To illustrate this combined approach, we might look at compost on campus. Thanks to a contract with a local food waste processor, Facilities Planning & Management has instituted compost pick-up on campus as part of its waste disposal operations. This represents an institutional commitment to improving the carbon footprint of this campus. However, this waste stream has consistent issues with contamination by non-compostable items. To combat this problem, interns in the Office of Sustainability go out into dining units and offices on campus where they help people to incorporate compost disposal into their everyday behavior through tutorials, tips, and detailed signage about what items belong in the compost bin. As I see it, this is just one way that top-down and bottom-up approaches can work symbiotically.

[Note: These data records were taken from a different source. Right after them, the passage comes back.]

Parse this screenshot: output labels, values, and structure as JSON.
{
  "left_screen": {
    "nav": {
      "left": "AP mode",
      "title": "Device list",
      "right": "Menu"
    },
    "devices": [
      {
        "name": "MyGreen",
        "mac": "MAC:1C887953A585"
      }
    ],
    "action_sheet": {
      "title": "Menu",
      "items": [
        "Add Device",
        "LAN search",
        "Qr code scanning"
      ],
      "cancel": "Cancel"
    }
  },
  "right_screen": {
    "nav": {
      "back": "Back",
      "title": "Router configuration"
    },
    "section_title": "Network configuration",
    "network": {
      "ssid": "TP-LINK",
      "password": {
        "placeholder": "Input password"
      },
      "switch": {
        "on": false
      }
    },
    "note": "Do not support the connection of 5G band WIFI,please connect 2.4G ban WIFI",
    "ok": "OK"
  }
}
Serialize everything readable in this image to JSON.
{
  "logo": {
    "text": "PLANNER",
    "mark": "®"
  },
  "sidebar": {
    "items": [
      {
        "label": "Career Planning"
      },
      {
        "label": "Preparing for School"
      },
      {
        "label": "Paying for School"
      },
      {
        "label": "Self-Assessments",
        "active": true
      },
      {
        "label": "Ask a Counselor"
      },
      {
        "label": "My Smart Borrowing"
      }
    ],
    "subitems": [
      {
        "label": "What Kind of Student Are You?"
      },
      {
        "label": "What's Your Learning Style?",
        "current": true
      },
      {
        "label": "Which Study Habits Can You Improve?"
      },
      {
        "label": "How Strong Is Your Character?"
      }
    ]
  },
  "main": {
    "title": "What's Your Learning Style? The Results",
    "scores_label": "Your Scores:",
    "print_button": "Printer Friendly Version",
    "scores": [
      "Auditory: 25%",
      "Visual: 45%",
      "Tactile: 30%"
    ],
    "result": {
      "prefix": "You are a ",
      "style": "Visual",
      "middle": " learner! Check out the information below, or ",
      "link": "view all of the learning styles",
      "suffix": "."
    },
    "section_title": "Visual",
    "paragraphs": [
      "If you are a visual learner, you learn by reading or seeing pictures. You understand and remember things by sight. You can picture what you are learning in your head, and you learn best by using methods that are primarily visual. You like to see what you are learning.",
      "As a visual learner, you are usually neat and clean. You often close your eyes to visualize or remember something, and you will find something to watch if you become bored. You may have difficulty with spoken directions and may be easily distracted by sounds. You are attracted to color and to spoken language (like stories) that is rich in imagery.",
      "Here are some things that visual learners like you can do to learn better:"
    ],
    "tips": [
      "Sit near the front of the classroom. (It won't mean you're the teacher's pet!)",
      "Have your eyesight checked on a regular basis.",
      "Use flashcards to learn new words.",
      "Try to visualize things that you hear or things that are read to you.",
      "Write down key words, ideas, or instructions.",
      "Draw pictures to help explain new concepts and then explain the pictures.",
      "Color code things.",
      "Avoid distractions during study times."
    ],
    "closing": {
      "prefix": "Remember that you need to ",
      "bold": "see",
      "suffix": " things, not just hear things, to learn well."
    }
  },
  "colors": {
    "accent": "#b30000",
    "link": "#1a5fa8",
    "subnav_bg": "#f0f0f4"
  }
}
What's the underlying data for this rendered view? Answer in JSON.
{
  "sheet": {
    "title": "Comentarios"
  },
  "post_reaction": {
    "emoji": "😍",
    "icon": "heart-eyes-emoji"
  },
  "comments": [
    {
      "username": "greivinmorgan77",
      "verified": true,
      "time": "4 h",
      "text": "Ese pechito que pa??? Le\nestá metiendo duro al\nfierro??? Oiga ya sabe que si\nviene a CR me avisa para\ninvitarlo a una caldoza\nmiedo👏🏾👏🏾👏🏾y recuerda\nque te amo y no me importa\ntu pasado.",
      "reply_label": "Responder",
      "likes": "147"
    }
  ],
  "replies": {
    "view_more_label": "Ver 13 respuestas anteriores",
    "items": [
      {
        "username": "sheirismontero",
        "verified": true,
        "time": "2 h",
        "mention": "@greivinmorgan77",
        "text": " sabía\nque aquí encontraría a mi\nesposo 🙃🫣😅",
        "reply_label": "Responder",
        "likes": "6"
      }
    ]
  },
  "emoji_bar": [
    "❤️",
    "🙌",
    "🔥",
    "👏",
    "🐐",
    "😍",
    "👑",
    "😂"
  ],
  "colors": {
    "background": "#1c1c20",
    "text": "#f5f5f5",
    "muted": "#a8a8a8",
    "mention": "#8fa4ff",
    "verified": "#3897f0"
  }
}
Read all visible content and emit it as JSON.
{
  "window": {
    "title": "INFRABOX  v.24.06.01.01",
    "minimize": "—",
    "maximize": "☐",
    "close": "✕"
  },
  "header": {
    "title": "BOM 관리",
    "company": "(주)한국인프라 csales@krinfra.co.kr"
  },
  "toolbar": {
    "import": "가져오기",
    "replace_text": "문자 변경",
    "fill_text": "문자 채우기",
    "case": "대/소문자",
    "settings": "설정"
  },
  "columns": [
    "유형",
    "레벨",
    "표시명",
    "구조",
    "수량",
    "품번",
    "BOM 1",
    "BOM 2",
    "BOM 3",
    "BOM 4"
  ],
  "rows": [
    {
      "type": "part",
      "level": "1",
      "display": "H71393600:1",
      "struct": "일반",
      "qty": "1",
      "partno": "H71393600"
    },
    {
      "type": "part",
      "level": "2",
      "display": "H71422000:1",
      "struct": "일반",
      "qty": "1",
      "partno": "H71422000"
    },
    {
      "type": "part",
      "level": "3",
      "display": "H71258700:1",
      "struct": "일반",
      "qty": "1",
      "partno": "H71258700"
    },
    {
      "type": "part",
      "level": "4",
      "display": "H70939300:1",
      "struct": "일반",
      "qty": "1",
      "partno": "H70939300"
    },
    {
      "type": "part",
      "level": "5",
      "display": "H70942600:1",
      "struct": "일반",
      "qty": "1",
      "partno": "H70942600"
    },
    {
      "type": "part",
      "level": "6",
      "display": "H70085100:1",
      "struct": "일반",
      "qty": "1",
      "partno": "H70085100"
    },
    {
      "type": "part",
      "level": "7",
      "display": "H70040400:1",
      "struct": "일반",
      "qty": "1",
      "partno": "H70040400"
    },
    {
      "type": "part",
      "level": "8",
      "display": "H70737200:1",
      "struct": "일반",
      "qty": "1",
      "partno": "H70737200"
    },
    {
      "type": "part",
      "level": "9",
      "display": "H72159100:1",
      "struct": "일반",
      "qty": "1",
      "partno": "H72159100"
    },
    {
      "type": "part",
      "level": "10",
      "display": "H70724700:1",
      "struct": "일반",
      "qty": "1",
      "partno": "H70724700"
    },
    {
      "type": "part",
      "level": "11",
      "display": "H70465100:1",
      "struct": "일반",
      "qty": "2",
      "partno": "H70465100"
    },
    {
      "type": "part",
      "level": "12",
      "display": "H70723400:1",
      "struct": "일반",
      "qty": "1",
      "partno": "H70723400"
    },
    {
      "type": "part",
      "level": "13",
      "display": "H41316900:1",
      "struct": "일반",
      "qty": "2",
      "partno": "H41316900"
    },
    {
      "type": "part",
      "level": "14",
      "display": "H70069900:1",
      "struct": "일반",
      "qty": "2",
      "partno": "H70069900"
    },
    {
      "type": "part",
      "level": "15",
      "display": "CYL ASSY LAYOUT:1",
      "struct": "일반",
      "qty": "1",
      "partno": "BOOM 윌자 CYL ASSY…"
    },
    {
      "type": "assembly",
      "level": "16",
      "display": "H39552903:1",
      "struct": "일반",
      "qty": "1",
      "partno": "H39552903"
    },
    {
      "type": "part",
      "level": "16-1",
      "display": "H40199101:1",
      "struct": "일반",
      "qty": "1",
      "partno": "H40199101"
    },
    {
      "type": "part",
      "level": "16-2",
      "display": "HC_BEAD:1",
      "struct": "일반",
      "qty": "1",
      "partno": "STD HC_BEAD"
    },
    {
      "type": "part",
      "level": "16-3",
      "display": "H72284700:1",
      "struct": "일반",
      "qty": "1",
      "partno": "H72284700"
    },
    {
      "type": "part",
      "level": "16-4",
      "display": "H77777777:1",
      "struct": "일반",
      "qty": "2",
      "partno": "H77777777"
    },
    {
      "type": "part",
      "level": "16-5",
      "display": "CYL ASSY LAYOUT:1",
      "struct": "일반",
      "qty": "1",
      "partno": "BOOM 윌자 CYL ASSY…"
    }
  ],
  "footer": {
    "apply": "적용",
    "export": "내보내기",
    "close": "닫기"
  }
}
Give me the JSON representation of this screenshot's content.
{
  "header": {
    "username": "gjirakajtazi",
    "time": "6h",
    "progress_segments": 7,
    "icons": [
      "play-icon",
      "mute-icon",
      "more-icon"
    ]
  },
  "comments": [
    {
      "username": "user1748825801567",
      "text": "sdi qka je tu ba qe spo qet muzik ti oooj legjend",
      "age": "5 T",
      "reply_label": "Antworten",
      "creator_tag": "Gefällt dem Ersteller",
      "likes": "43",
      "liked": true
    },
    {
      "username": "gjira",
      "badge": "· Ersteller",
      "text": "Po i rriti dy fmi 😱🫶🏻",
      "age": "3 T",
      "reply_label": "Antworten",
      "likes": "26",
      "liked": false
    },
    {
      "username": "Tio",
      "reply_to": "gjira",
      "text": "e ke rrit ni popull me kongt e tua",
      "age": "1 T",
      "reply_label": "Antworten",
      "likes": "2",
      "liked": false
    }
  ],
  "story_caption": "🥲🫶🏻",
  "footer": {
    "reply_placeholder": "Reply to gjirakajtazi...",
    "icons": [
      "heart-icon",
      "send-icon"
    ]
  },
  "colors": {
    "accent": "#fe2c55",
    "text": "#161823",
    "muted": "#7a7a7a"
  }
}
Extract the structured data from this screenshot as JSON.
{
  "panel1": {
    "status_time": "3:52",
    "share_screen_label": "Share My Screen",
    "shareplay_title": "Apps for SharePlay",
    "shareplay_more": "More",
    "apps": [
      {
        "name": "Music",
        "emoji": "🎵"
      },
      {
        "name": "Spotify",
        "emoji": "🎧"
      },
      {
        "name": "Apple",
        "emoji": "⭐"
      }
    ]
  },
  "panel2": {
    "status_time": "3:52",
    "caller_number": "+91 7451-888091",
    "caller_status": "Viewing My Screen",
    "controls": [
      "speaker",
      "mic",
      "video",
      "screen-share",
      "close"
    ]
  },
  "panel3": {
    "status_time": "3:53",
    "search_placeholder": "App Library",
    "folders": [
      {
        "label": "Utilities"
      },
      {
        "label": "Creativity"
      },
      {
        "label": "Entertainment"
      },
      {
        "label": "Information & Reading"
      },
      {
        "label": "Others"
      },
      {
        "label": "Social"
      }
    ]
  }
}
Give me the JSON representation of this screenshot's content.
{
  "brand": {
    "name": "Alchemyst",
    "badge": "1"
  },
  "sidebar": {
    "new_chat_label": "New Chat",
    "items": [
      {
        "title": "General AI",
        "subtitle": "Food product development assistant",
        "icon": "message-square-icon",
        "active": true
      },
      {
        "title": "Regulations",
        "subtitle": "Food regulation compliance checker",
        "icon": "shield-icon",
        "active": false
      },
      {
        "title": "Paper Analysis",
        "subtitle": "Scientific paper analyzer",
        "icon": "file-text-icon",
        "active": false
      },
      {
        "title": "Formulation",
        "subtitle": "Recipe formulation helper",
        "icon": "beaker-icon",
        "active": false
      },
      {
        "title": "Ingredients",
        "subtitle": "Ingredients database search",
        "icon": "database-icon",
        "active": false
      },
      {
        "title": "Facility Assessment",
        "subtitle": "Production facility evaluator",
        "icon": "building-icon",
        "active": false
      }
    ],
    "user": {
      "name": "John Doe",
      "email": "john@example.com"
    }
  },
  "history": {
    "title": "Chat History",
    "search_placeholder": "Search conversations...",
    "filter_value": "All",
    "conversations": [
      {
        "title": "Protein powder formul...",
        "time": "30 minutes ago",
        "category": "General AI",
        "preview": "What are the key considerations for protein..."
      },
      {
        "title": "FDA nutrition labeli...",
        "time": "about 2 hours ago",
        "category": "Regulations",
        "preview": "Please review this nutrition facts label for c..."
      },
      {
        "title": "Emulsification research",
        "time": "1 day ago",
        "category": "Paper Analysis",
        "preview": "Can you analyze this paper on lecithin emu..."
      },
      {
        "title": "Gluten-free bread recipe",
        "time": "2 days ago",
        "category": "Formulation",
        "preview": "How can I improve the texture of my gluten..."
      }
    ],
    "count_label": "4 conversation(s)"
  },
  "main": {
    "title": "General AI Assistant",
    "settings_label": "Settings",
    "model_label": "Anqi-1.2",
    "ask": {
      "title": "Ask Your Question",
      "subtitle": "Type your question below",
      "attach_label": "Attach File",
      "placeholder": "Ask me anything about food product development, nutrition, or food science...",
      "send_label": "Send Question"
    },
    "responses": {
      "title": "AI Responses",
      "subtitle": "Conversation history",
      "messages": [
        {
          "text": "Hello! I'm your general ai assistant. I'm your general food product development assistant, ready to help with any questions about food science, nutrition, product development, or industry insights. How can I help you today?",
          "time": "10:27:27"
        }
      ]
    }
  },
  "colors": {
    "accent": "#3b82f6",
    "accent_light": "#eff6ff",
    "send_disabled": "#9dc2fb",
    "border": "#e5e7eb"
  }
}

What I hope to illustrate with this example is that we do not have to choose one approach or the other. We can continue to reach out to students, staff, and faculty about how their individual choices and actions can have consequences for sustainability. We also can continue to pursue policies and practices at a systems and facilities level that improve the sustainability of campus operations. In doing so, we will serve as a model to the surrounding community and the academic community as a whole while empowering all Badgers to embrace sustainability in their own lives and become champions for a more sustainable world. Given what we know about the challenges that we are bound to face as soon as the middle of this century, we have no time to waste. There is no silver bullet to solve our environmental crises; rather, it is going to require tireless effort and countless tactics. By embracing top-down and bottom-up approaches to sustainability as complementary rather than contradictory strategies, we will maximize our opportunity to sustain UW-Madison and beyond.